Visit Craig's web page, craigmartelle.com for the latest posts and updates or find him on Facebook, Author Craig Martelle. Send an email to craig@craigmartelle.com to join his mailing list for the latest on new releases, information on old releases, and anything related to his books.

Enough 3rd person - this is me writing to you, the incredible readers who have stumbled upon my stuff and then liked it. The great reviews, the emails, the notes, the Facebook comments - all of it keeps me writing because you are so supportive.

I grew up in Iowa, joined the Marine Corps and got to see the best and the worst that the world had to offer. No matter where I went, I always had a book with me. Thanks to 21st Century technology, I now have hundreds of books loaded on my phone and computer at any point in time. This breakthrough allows us to binge read our favorites. How many books would I have read on deployments and at home had I not had to have a physical book with me. I paced myself so I wouldn't finish it too quickly.

We aren't encumbered like that now. I love the works of Andre Norton, Anne McCaffrey, JRR Tolkien, Robert E. Howard, and so many more. I have been compared to Andre Norton and that is humbling - she was an incredible author with a huge list of novels to her credit. With every new book, I aspire to live up to the comparisons to make you, my readers happy that you've picked up my latest book.

Through a bizarre series of events, I ended up in Fairbanks, Alaska. I never expected to retire to a place where golf courses are only open for four months out of the year. But that's the way it is. It is off the beaten path. My wife and I get to watch the northern lights from their driveway. Our dog has lots of room to run. And temperatures reach fifty below zero. We have from three and a half hours of daylight in the winter to twenty-four hours in the summer.

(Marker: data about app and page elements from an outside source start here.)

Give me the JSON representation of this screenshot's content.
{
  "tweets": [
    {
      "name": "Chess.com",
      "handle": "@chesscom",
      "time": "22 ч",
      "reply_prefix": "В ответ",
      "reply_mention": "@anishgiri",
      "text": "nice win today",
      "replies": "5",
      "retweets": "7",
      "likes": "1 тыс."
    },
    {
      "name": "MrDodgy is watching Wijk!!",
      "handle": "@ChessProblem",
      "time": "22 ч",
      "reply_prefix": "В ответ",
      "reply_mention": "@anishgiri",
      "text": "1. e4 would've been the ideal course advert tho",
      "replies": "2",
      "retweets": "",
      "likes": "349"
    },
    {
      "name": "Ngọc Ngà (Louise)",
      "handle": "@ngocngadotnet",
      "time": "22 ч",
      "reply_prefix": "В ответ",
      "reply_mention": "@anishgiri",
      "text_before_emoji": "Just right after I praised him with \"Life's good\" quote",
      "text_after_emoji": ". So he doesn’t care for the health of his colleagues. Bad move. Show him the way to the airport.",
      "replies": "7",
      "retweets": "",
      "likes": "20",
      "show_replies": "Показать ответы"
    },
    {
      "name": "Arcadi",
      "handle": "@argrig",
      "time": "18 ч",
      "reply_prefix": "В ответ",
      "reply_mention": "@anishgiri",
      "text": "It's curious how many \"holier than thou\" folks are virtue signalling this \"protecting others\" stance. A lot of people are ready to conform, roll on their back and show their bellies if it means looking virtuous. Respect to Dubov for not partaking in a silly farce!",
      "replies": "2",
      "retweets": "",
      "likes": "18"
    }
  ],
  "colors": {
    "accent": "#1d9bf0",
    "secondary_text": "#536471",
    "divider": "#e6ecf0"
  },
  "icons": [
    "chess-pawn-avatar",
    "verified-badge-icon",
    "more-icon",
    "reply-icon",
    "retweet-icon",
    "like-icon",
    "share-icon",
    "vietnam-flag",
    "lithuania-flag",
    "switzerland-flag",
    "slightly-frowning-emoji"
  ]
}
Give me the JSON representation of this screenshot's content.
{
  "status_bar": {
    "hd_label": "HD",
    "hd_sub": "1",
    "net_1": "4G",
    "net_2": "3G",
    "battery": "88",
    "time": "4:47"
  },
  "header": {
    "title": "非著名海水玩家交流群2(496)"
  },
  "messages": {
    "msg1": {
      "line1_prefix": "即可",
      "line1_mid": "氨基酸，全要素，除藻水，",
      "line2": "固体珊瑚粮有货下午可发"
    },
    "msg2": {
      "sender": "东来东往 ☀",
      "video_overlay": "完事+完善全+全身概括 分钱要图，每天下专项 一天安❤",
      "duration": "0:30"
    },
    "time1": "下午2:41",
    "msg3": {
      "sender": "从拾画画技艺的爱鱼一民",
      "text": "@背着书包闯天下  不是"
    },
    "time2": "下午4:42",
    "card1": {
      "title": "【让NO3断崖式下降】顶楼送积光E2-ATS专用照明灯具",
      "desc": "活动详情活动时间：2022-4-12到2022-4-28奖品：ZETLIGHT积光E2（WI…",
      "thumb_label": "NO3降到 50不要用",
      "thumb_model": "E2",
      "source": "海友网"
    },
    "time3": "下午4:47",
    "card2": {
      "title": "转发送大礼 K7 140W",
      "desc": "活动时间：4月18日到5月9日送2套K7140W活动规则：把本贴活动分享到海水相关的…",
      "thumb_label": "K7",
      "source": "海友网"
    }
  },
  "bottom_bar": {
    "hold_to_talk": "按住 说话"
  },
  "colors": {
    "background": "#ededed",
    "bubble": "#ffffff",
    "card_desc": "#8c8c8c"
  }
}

It’s all part of the give and take of life. If we didn’t have those extremes, then everyone would live in the sub-arctic.